It is for this reason that Swedish statesmen have often been sought out
to fill major positions in the United Nations. At peace since 1814, Sweden
has followed the doctrine, enunciated in every document on foreign policy
since World War II, of "nonalignment in peace aiming at neutrality in
Sweden has a population of 8,861,711, or roughly that of New York City.
It's population density of 55 people per square mile ranks as one of the
lowest in the world (nearly 70% of the country is forested), and over
83% of people cluster in the urban areas. Of these, Stockholm is
the largest, with a population of 736,113, followed by Göteborg (459,593),
Malmö (254,904), Uppsala (187,302) and Linköping (131,948). The
birth rate is approximately 40% of the world average (10.8%), and the
population growth rate is just 0.2%, compared with the world average of
15.7%. Sweden was ranked in 1999 as the 6th best country in the
world in which to live, trailing only Canada, Norway, United States,
Japan and Belgium.
In return for high taxes, citizens are provided with a broad spectrum
of public services and social welfare benefits that guarantee a minimum
living standard, provide aid in emergencies, redistribute income over
a person's lifetime, and narrow the gap between different income groups.
All residents are covered by national health insurance.
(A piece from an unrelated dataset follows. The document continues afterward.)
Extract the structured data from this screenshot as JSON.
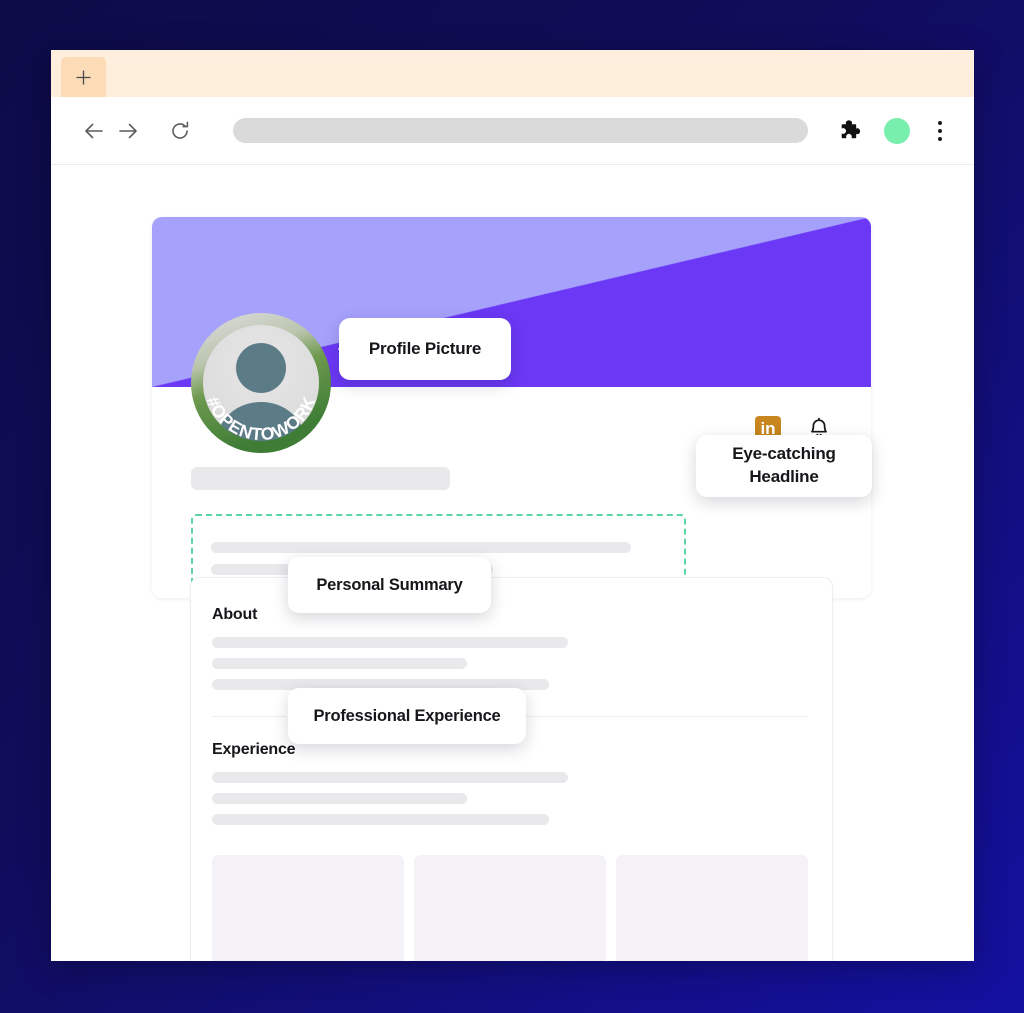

Health conditions in Sweden are good by comparison with other countries
in general. Infant mortality is low (3rd lowest in the world), and the
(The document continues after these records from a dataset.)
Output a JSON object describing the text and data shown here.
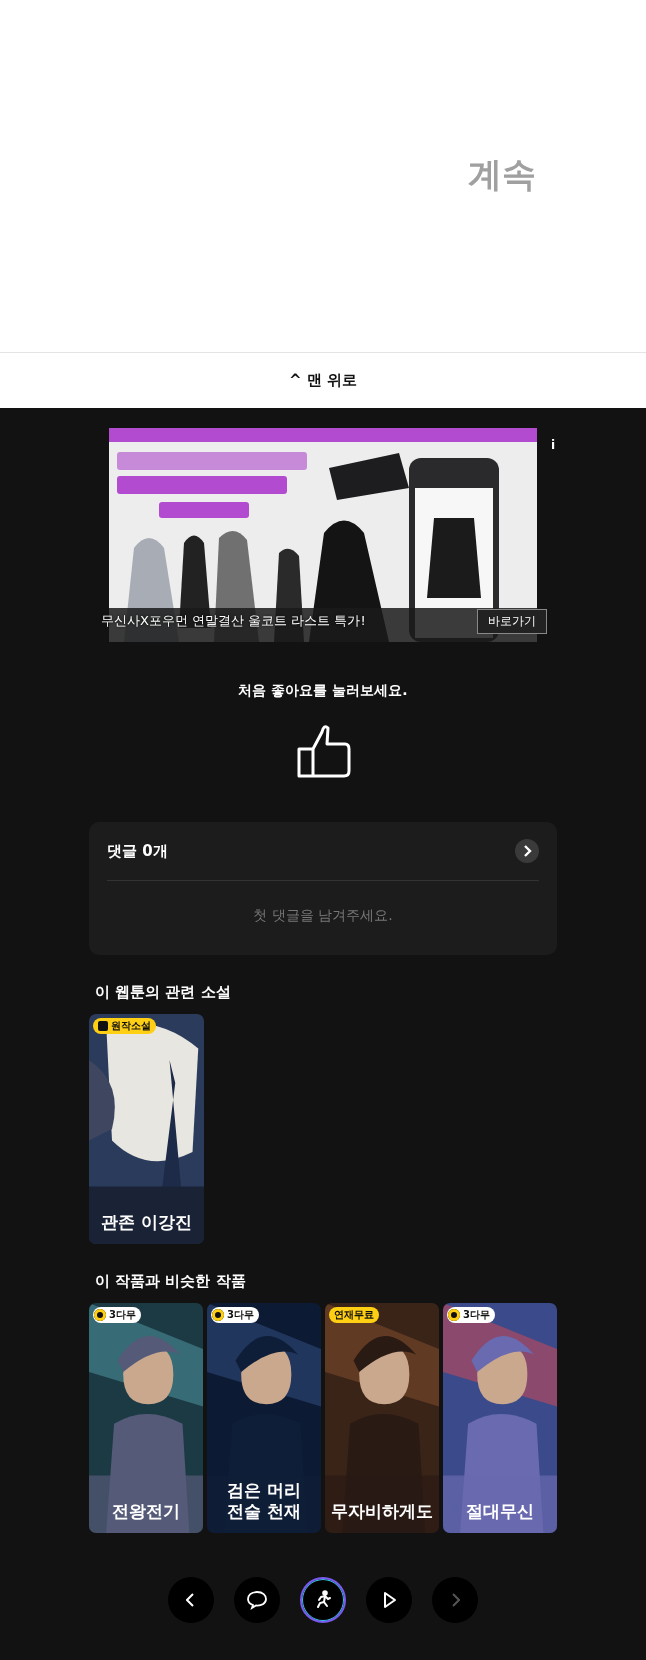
{
  "continue_label": "계속",
  "back_to_top": {
    "icon": "^",
    "label": "맨 위로"
  },
  "ad": {
    "caption": "무신사X포우먼 연말결산 울코트 라스트 특가!",
    "button": "바로가기",
    "info": "i"
  },
  "like": {
    "prompt": "처음 좋아요를 눌러보세요.",
    "liked": false
  },
  "comments": {
    "title": "댓글 0개",
    "empty": "첫 댓글을 남겨주세요."
  },
  "related_novels": {
    "heading": "이 웹툰의 관련 소설",
    "items": [
      {
        "title": "관존 이강진",
        "badge": {
          "kind": "novel",
          "label": "원작소설"
        }
      }
    ]
  },
  "similar": {
    "heading": "이 작품과 비슷한 작품",
    "items": [
      {
        "title": "전왕전기",
        "badge": {
          "kind": "wait",
          "label": "3다무"
        }
      },
      {
        "title": "검은 머리 전술 천재",
        "badge": {
          "kind": "wait",
          "label": "3다무"
        }
      },
      {
        "title": "무자비하게도",
        "badge": {
          "kind": "free",
          "label": "연재무료"
        }
      },
      {
        "title": "절대무신",
        "badge": {
          "kind": "wait",
          "label": "3다무"
        }
      }
    ]
  },
  "nav": [
    {
      "kind": "prev",
      "selected": false
    },
    {
      "kind": "comment",
      "selected": false
    },
    {
      "kind": "run",
      "selected": true
    },
    {
      "kind": "play",
      "selected": false
    },
    {
      "kind": "next",
      "selected": false
    }
  ]
}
average life expectancy at birth is high (79 years, 6th highest in the
world). The ratio of doctors to population is also relatively high. Primary
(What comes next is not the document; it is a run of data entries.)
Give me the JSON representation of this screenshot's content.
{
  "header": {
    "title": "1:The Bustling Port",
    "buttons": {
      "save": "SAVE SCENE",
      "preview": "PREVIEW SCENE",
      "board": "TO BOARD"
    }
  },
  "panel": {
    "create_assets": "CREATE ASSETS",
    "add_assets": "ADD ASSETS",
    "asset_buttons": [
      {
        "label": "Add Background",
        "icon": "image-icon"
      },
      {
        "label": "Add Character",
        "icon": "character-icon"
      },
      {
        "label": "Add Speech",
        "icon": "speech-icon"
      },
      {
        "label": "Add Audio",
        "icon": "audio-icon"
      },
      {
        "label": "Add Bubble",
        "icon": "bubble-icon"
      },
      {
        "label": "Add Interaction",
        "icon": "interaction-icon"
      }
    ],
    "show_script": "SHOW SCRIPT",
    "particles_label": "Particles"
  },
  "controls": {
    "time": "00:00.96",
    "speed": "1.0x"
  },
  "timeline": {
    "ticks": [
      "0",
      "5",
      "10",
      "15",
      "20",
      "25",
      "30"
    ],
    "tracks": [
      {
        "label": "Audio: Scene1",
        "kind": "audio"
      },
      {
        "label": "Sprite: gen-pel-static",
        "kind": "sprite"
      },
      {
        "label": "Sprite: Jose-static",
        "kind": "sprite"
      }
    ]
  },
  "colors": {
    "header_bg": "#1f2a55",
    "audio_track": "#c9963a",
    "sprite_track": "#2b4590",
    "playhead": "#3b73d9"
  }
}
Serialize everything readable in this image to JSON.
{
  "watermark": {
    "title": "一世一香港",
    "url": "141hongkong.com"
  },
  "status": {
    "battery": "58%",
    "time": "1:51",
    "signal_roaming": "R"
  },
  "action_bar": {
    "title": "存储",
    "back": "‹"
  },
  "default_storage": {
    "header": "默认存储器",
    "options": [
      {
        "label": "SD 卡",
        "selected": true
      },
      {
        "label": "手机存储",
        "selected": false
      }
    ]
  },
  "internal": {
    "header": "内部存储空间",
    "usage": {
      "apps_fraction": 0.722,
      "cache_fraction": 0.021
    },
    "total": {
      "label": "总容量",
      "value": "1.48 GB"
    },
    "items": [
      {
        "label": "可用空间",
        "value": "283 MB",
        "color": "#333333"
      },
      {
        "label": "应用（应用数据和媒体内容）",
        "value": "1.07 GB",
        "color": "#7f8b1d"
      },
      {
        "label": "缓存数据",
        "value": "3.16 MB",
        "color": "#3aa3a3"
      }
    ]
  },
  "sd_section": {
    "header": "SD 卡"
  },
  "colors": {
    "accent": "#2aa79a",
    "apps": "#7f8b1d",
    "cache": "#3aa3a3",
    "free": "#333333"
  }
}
care centers are available in every community. For
highly specialized health care, Sweden is divided into six medical care
regions, each with at least one large hospital that has many specialists
and is affiliated with a medical school for research and teaching.
Extremely liberal benefits are available to parents. They are entitled
to 12 months of paid leave from work, which can be shared between them
before the child is eight years old. They also receive tax-free child
allowances, equal for everyone, until the child's 16th birthday. Students
who continue their education are entitled to study allowances. At the
university level these consist chiefly of repayable loans. Municipalities
provide an increasing number of day-care and youth activities. Low-income
families and pensioners are eligible for housing allowances.
National accident insurance pays all health costs for on-the-job injuries.
Many working people in Sweden have unemployment insurance through their
trade unions, while the unemployed without such coverage can receive a
smaller cash benefit from the state. There are extensive government programs
of job retraining and sheltered employment as well as relocation grants
to help the unemployed find work. A basic old-age pension is available
to everyone starting at age 65. The state also pays an income-related
financed through a payroll plan.
As a result of the socialist government, family unity is strong, poverty
is virtually nonexistent, and crime is extremely low. The high tax
rates create very few overt displays of wealth, with almost all families
belonging to the middle class. Gasoline prices are high, limiting
use of cars, and an American will be surprised at the absence of trucks,
sports cars, vans, and sport-utility vehicles. Volvos abound, with
26% of all cars on the road being Volvos, and nearly three times as many
Volvos on the road as runner-ups Saab, Ford, and Volkswagen. Public
transportation, with subways, bullet trains, excellent bus systems and
towns designed for walking and bicycling,
is common, inexpensive and easy to use. Sweden is also world-renowned
for its liberated attitudes, with over 90% of Swedes engaging in premarital
sex (the highest rate in the world), and consuming (along with Finland)
more alcohol per capita than any other country on earth. Despite
this explicit activity, incidents of alcoholism and sexually-transmitted
diseases are very low, and drug use is scarce (lowest use and abuse rates
in Europe). Sandra had never even heard of drugs before coming to
the United States!
On this portion of our site, you can click on one of the links in the
table below to find out everything you ever wanted to know about Sweden.
For more information on Sweden, check out our pages on: